Inside the house a woman brandishes a feather duster, the top of her head meets the outer edge of the fireplace. I whisper her name and from the clouds falls rain, but not in the form of water. Soil – black, rich, and moist like freshly baked brownies, but with the bitter taste of unwanted earth – falls into my mouth as my lips move.
My call to her causes a crack in the clouds. Her employer smiles in the kitchen and refers to me as that senseless hoyden wasting away in the garden. I want to cry but I’m naked already and the skies are turning blue.
Shame is not something I am able to feel in nature. This truth eludes her behind closed doors. The floors are so shiny that her earrings glisten in their reflection and light refracts highlights in her hair. She is speaking my name but I only hear the clangor of affectation. I cannot answer. It is not yet nighttime, therefore it is too early to come inside.
Once I loved this woman standing by the fireplace. I did so with the loyalty of a shaggy bottomed puppy. She held me to her breast, smelled of peaches and Crisco. The faint hint of Chanel No. 5 gave her away; she had doused herself while tinkering in mother’s toiletries earlier that day. I dared not tell. With a child’s insouciance, I loved her skin, loose and mottled like cheesecloth, and longed to belong to the heart within.
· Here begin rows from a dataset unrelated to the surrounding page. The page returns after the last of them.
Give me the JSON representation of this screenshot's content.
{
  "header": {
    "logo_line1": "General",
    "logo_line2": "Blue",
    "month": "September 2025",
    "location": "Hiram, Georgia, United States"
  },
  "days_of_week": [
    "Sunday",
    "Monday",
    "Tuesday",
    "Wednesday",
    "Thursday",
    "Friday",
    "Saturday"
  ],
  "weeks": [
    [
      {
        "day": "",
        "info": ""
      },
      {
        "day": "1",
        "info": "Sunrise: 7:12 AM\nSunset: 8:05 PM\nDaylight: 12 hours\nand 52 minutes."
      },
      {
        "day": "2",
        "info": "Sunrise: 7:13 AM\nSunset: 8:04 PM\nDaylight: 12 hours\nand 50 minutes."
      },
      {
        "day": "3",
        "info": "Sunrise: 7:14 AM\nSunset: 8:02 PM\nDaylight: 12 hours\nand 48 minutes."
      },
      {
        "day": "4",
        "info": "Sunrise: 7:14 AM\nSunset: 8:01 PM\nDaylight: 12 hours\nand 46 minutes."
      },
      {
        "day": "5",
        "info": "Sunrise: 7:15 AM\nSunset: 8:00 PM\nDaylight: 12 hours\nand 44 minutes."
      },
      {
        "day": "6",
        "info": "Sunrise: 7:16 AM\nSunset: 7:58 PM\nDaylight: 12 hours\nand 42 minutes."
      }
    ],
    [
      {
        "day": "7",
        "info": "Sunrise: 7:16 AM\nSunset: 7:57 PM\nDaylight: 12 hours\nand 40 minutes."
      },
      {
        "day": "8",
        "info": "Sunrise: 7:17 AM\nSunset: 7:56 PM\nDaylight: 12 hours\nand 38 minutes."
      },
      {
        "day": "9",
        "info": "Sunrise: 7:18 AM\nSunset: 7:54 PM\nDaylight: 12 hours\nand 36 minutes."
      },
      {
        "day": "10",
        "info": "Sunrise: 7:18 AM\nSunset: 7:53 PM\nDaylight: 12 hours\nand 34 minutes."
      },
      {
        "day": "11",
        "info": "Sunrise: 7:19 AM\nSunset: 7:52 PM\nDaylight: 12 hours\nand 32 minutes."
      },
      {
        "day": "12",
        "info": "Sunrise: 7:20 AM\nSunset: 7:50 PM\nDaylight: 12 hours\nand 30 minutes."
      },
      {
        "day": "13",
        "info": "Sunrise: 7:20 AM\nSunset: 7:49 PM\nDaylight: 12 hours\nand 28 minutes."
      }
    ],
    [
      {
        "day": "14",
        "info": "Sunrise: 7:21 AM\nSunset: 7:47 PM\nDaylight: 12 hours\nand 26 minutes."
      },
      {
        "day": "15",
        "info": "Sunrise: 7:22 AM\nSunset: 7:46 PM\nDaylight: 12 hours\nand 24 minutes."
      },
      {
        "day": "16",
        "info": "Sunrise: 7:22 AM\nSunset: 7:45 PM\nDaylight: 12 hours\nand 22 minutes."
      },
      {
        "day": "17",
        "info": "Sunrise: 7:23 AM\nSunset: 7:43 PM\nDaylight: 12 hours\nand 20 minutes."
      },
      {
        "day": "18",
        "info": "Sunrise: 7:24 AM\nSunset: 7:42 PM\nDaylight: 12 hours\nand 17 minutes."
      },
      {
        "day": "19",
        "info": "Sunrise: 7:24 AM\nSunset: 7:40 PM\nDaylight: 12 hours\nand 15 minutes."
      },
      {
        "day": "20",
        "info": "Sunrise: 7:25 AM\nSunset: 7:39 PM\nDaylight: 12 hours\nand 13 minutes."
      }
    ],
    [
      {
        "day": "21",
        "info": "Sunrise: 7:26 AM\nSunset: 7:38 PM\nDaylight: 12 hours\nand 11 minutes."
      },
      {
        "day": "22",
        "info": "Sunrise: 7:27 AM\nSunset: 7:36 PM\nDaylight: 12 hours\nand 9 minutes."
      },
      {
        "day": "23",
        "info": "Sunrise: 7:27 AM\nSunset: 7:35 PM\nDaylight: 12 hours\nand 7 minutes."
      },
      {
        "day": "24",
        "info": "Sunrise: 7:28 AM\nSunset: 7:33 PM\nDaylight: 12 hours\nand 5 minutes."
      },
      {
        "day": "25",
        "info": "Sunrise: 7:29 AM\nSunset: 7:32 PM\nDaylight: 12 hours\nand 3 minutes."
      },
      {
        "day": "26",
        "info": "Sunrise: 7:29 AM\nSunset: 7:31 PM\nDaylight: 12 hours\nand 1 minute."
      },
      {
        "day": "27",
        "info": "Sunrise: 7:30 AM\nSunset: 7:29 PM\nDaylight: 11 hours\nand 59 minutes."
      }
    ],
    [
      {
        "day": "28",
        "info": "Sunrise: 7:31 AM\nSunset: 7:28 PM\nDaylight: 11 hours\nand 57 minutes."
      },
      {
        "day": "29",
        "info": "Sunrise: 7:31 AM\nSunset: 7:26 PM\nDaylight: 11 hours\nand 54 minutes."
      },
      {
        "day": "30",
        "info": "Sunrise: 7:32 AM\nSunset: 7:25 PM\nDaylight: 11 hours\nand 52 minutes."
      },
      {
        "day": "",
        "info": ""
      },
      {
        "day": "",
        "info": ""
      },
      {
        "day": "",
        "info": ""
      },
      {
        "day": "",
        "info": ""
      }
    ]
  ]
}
The aperture my voice creates in the clouds opens wider. Peaches pour out, tiny peaches splashing like lemonade all around and over me. They burn my eyes, delight my tongue with their sweetness, and warm my naked skin. They wash away my lilies. They are ruined, floating around me like soggy napkins in a puddle. Wanting them back, I place my fingers on the ground and spread them apart. I dig for soil. My skin grows crêpe-like. The soil pours back, outward from my mouth, prayers for God’s forgiveness for having been the child who basked in the sun while the woman who smelled of peaches dusted her fingers to bone.
Stacey Spencer writes in Birmingham, Alabama. When not writing her flash fiction, short stories, and poetry, she can be found engrossed in a book, hiking a trail, playing with her Shih Tzu, or cooking up a new recipe. She has work appearing or forthcoming in Toasted Cheese Literary Journal, The Story Shack, Daily Love, and Word Riot.